===== Input data =====
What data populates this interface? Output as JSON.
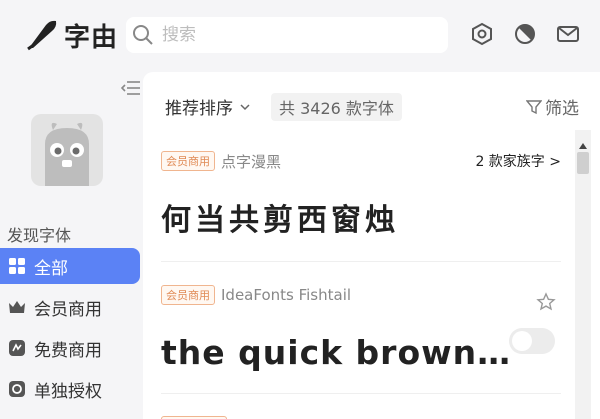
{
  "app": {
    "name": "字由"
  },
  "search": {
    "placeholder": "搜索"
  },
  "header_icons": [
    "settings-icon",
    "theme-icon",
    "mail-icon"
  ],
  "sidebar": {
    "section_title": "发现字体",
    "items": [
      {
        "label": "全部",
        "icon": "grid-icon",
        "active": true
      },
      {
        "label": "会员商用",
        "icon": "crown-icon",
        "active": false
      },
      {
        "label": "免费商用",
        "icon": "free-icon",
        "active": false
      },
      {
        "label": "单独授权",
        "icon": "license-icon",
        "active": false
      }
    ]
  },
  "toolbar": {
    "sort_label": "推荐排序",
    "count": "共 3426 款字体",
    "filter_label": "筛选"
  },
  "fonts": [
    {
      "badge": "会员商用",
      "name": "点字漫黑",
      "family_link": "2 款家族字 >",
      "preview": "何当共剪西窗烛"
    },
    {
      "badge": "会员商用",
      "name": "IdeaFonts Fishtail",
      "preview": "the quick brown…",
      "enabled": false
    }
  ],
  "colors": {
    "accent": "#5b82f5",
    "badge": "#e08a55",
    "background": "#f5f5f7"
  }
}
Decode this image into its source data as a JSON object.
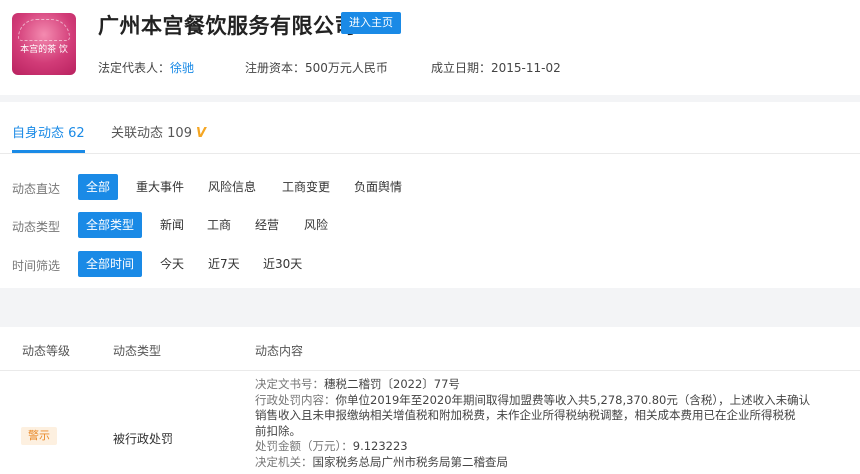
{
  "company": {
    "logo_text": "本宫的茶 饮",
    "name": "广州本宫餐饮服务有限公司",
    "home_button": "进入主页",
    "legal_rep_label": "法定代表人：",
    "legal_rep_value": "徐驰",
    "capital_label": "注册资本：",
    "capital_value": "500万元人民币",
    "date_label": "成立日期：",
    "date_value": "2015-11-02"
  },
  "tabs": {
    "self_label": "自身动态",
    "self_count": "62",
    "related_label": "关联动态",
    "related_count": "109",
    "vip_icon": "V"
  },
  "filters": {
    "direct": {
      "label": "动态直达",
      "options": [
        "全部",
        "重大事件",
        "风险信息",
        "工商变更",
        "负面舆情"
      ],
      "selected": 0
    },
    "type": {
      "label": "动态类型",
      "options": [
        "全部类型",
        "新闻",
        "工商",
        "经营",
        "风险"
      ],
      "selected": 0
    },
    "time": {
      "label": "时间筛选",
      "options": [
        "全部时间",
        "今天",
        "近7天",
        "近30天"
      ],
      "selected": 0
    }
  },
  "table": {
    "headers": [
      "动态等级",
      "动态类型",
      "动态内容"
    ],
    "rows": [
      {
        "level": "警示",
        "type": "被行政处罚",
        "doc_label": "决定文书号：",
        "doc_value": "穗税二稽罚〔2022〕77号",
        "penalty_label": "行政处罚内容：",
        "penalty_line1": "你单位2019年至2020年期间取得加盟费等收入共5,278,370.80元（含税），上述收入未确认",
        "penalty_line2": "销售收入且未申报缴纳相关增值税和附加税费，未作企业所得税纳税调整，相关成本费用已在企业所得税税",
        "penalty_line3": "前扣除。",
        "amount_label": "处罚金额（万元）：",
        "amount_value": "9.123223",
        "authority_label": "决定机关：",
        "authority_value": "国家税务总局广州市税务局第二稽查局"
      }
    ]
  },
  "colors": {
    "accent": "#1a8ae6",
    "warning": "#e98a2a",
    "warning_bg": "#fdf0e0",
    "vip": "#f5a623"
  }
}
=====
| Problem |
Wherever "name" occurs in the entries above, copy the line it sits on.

| Expected output |
    "name": "字由"
      "name": "点字漫黑",
      "name": "IdeaFonts Fishtail",
    "name": "广州本宫餐饮服务有限公司",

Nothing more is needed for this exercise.